With Android Oreo, Google conceptualized Treble which promised to bring faster adoption to newer Android versions. Taking the development forward, this year Google has released the Android Q Beta GSI which can be installed on any Treble-enabled device. So in this article, we are going to learn how we can install Android Q GSI and taste the new experience of Android, way before the official release.
Steps for Android Q Beta Installation
Considering the fact that Android Q is still in beta stage, you are not going to have a great and perfect experience while using it but you can still taste the flavor of Android Q before everyone else does.
- Your device MUST have an unlockable bootloader. Snapdragon Samsung smartphones sold in the U.S., Huawei-branded devices, Honor-branded devices, and HMD Global’s Nokia-branded devices (except the Nokia 8) don’t qualify here.
- You have the latest ADB and Fastboot binaries installed on your PC, which you can find here. Outdated versions of Fastboot may result in improper flashes.

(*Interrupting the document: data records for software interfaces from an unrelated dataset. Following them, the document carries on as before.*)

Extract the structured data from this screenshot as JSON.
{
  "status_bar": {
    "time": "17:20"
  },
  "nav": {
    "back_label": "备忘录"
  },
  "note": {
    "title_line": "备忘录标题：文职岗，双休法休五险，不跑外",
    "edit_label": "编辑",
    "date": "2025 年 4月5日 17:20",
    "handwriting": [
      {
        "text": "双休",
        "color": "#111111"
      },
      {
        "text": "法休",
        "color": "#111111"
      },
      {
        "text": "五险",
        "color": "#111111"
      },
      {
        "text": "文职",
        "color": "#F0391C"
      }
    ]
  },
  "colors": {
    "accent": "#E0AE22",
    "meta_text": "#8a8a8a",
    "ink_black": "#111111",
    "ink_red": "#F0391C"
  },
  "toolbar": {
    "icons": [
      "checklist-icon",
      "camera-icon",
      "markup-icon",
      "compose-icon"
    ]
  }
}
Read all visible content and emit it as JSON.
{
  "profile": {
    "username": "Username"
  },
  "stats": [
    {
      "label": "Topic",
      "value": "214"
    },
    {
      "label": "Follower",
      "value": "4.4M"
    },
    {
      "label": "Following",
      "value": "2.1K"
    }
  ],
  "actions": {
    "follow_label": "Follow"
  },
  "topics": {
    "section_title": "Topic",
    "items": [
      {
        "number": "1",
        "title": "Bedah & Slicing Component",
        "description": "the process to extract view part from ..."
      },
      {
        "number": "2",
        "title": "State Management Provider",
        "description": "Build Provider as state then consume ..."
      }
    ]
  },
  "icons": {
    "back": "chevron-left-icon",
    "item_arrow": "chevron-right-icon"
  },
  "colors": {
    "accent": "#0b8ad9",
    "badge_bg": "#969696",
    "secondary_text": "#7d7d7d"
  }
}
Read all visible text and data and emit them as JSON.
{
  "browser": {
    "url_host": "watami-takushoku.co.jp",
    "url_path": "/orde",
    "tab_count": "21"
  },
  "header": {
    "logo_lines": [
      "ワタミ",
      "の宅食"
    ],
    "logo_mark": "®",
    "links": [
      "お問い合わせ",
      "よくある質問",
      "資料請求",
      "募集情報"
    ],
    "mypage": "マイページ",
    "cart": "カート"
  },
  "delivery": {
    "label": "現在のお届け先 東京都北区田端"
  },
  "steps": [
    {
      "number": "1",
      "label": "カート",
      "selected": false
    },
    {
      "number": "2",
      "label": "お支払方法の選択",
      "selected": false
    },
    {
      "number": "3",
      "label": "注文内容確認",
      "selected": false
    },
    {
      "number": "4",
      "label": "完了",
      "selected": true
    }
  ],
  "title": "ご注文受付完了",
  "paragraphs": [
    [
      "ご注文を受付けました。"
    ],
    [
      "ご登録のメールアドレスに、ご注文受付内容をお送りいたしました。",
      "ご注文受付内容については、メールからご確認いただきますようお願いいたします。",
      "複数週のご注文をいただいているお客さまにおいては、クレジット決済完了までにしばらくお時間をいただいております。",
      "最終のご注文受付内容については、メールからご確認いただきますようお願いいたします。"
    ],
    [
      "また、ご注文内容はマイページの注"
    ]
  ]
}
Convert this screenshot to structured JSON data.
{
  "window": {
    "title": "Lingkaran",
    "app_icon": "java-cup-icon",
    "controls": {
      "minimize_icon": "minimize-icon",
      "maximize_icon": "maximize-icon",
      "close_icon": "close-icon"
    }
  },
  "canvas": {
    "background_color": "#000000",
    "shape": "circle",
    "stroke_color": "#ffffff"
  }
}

- Your device MUST meet one of the following criteria to be considered Project Treble-compatible:
- The device LAUNCHED with Android 9 Pie. If this is the case, then you can skip confirming Treble-compatibility after reaching the end of this section.
- The device launched with Android 8.0 Oreo or Android 8.1 Oreo but was updated to Android 9 Pie with VNDK isolation and system-as-root.
You can check whether your phone supports Project Treble or not by this app.
Downloading the GSI
Download links for official builds of the Android Q beta GSI are available from Google here. You should download the appropriate version based on your device’s architecture, which you found out in the previous step. The download will be fairly large if you download the build with GMS, or Google Mobile Services, something we highly recommend so you can test your app on a build with Google Play Services.
- Depending upon the device partition, download the Generic image or Pixel-ported image from here. Make sure you download the latest version of GSI image. I would recommend downloading the Pixel-ported one as it’s more stable. After downloading, make sure to extract the .img file.
- Now, download FixZygote and Permissiver v2 from the same MEGA link mentioned above.
- Finally, download the TWRP recovery for your device. Do note, TWRP is device-specific so download the particular recovery for your device from here.
Flashing the GSI
- Reboot to your device’s bootloader using either a button combination or by issuing the command:
adb reboot bootloader
Now, You’re in TWRP.
- Now, one your smartphone tap on mount, and select Cache, System, Vendor, and Data.
- Further, move to Wipe and perform a factory reset.
- Again, go to Wipe→ Format Data and type yes. It will delete all your files from your phone, so make sure to back up all your files.
- Now copy all the downloaded files on your PC to your device. After that, tap on Install→ select the Vendor file and swipe to flash.
- Now, tap on Install and select “Install Image” on the bottom. Thereafter, select the extracted .img file and choose System from the menu. Now swipe to flash.
- Press the home button and tap on Install and flash FixZygote and Permissiver v2 subsequently. After you are done flashing, tap on Reboot System and then choose Do Not Install on the next screen.
- Your device will boot with the Google logo and it will take around 2-3 minutes for the first boot. So keep patience.